with Glen Keen Farm
11 - 12
Glimpes of Erin: Take a tour of Ireland in the 1930's by clicking here
Filmed on location in Westport County Mayo
Words by Brendan Graham - Melody by Rolf Løvland
I am an orphan girl,
In Westport I was found,
The workhouse is my world,
Since the praties took us down,
What time in life is left to me,
If I don’t leave Westport town,
But the crown is sending girls to sea,
For far Australia bound.
Sail, sail, sail me away,
Sail to Australia;
Sail, sail, sail me I pray,
Sail me away… to Australia.
Glen Keen Farm
Glenkeen- Gleann Caoin (The gentle/mild glen)

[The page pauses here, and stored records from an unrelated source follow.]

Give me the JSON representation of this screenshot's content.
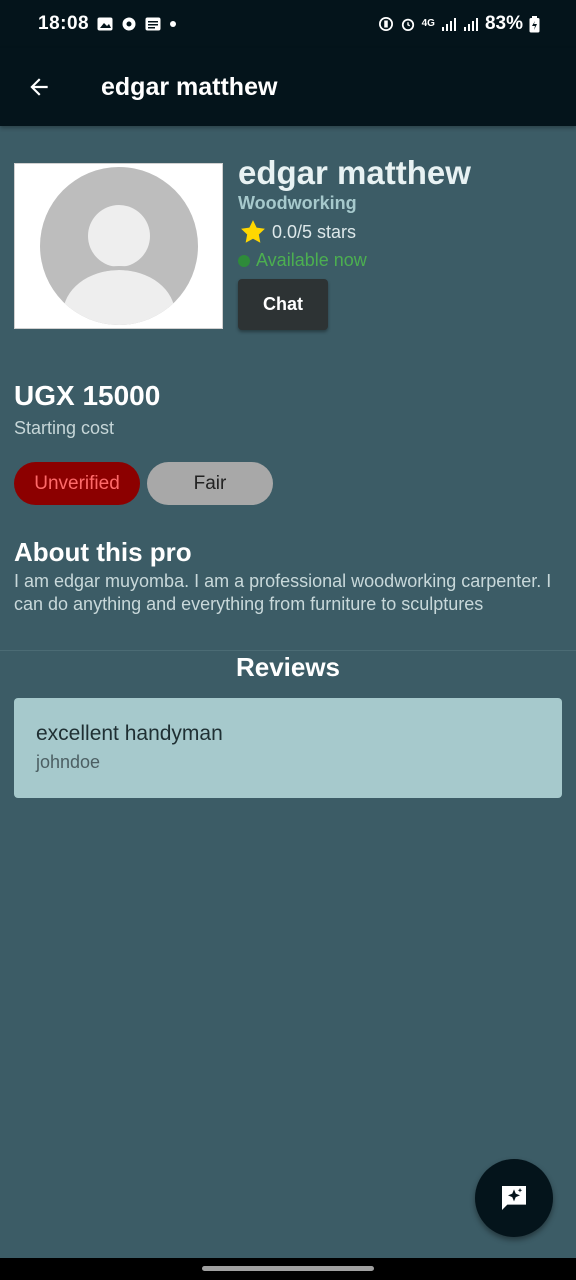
{
  "status_bar": {
    "time": "18:08",
    "battery": "83%",
    "network": "4G",
    "icons": [
      "image-icon",
      "app-icon",
      "message-icon",
      "dot-icon",
      "battery-saver-icon",
      "alarm-icon",
      "data-icon",
      "signal-icon",
      "signal-icon",
      "battery-icon"
    ]
  },
  "app_bar": {
    "title": "edgar matthew",
    "back_icon": "arrow-left-icon"
  },
  "profile": {
    "name": "edgar matthew",
    "category": "Woodworking",
    "rating_text": "0.0/5 stars",
    "availability": "Available now",
    "chat_label": "Chat",
    "avatar_icon": "default-avatar-icon"
  },
  "pricing": {
    "amount": "UGX 15000",
    "label": "Starting cost"
  },
  "badges": {
    "verification": "Unverified",
    "rating_level": "Fair"
  },
  "about": {
    "heading": "About this pro",
    "text": "I am edgar muyomba. I am a professional woodworking carpenter. I can do anything and everything from furniture to sculptures"
  },
  "reviews": {
    "heading": "Reviews",
    "items": [
      {
        "text": "excellent handyman",
        "user": "johndoe"
      }
    ]
  },
  "fab": {
    "icon": "ai-sparkle-chat-icon"
  },
  "colors": {
    "background": "#3c5c66",
    "app_bar": "#04141b",
    "accent_teal": "#a6c9cc",
    "available_green": "#4caf50",
    "unverified_bg": "#8c0000",
    "unverified_text": "#ff6a6a",
    "star": "#ffd700"
  }
}
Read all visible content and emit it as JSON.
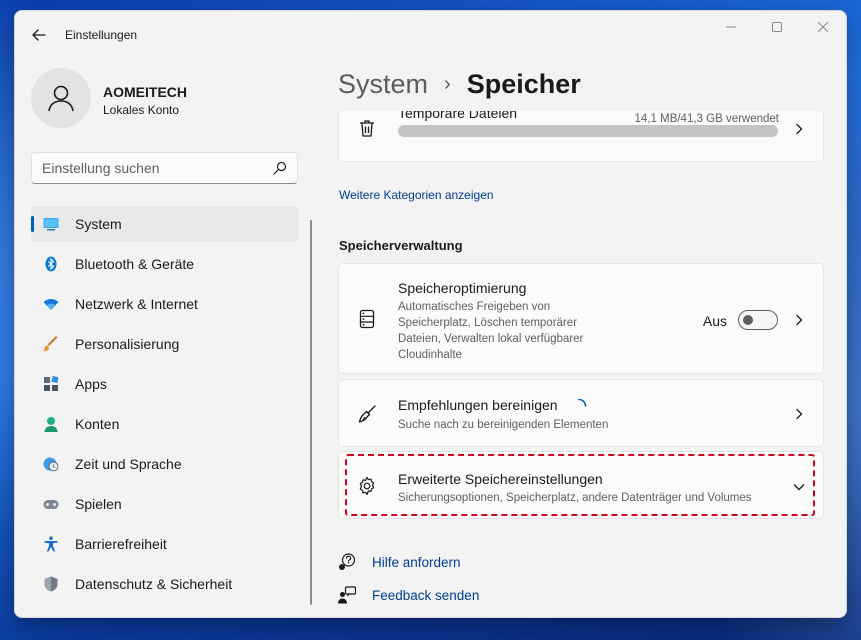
{
  "window": {
    "app_title": "Einstellungen"
  },
  "profile": {
    "name": "AOMEITECH",
    "account_type": "Lokales Konto"
  },
  "search": {
    "placeholder": "Einstellung suchen"
  },
  "nav": {
    "items": [
      {
        "label": "System",
        "icon": "monitor-icon",
        "active": true
      },
      {
        "label": "Bluetooth & Geräte",
        "icon": "bluetooth-icon"
      },
      {
        "label": "Netzwerk & Internet",
        "icon": "wifi-icon"
      },
      {
        "label": "Personalisierung",
        "icon": "brush-icon"
      },
      {
        "label": "Apps",
        "icon": "apps-icon"
      },
      {
        "label": "Konten",
        "icon": "person-icon"
      },
      {
        "label": "Zeit und Sprache",
        "icon": "globe-clock-icon"
      },
      {
        "label": "Spielen",
        "icon": "gamepad-icon"
      },
      {
        "label": "Barrierefreiheit",
        "icon": "accessibility-icon"
      },
      {
        "label": "Datenschutz & Sicherheit",
        "icon": "shield-icon"
      }
    ]
  },
  "breadcrumb": {
    "parent": "System",
    "separator": "›",
    "current": "Speicher"
  },
  "content": {
    "temp_files": {
      "title": "Temporäre Dateien",
      "usage": "14,1 MB/41,3 GB verwendet",
      "usage_fraction": 0.0
    },
    "more_categories": "Weitere Kategorien anzeigen",
    "section_header": "Speicherverwaltung",
    "storage_sense": {
      "title": "Speicheroptimierung",
      "desc_lines": [
        "Automatisches Freigeben von",
        "Speicherplatz, Löschen temporärer",
        "Dateien, Verwalten lokal verfügbarer",
        "Cloudinhalte"
      ],
      "toggle_label": "Aus",
      "toggle_on": false
    },
    "cleanup": {
      "title": "Empfehlungen bereinigen",
      "desc": "Suche nach zu bereinigenden Elementen"
    },
    "advanced": {
      "title": "Erweiterte Speichereinstellungen",
      "desc": "Sicherungsoptionen, Speicherplatz, andere Datenträger und Volumes"
    },
    "help": {
      "get_help": "Hilfe anfordern",
      "feedback": "Feedback senden"
    }
  },
  "colors": {
    "accent": "#005fb8",
    "link": "#003e92",
    "highlight": "#d0021b"
  }
}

The 1641 proprietor of Glankenie was Richard Mc Walter Mc Jordane. In Petty’s map of 1683 Glankenie becomes Glankeyne and in 1841 the village of Glankeen had a population of 51 males and 57 females.
The Great Hunger of the 1840s devastated the region and by 1851 the Glenkeen population had plummeted to 31 males and 34 females. A total of 108 had fallen to 65 and 22 homesteads became 12.
Landownership in early 19th century Ireland was the preserve of a small minority; the overall population in 1804 was slightly under 5.5 million of whom no more than 10,000 were landed proprietors. Confiscations through Plantations and later under Cromwell, Charles II, William III and the Penal Laws had by the late 1770s resulted in Protestants owning 95% of Ireland’s total acreage.
In early 19th century Ireland the letting of land in communal partnership was common. This joint tenancy was known as Rundale. Many landlords were absentees and allowed middlemen to run their estates. There was an over-dependence on the potato as a staple food and between 1816 and 1842 there were at least 14 partial or general failures of the potato crop.
Philip O’Malley and others had arrived in the Glenkeen area, having endured forced migration from the Killmilkin/Maam Valley area of north Connemara. Philip married Mary Burke who was probably from the Ugool area and in 1824 the cess/tax levy imposed on their Glenkeen tenancy by the Grand Jury of Mayo was a hefty £0-15-00.
Philip and Mary’s son William (1826 – 1889), who was married to Mary Kilcoyne (1830-1905), succeeded as tenant on the holding but sadly the family and others were evicted in 1846 or 1847. The family moved to Bouris which was not part of the Lord Sligo estate and was owned by Sir Roger Palmer. While William and family were tenants in Bouris after 1847, William had also become tenant of 58 acres in Old Head by 1867. The landlord there was Lord Sligo.
William and Mary’s daughter Mary married John Mc Namara of Crickeen and in 1909 their grand-daughter, Margaret Mc Namara, married Hugh O’Grady. The young couple settled in the O’Grady family home in Shraroosky. Hugh was a former herdsman on the Houston Farm; this huge area of the parish had in 1854 been leased by Lord Sligo to William Houston for 31 years.
In 1885 the Ashbourne Land Act prepared the way for tenant proprietorship. The Wyndham Act of 1903 led to the abolition of landlordism and the tenant farmers were becoming the owners of their holdings.
Hugh O’Grady and his wife Margaret (nee Mc Namara), who was grand-daughter of the evicted William O’Malley, acquired the present Glenkeen property and it is Margaret’s grand-daughter Catherine and her husband Jim who are the current owners of Glenkeen Farm.
Glen Keen Farm, Louisburgh, Co. Mayo, Ireland. Telephone 353 (0)87 616 7396 Email firstname.lastname@example.org
GPS Coordinates: 53.6887939 -9.7869131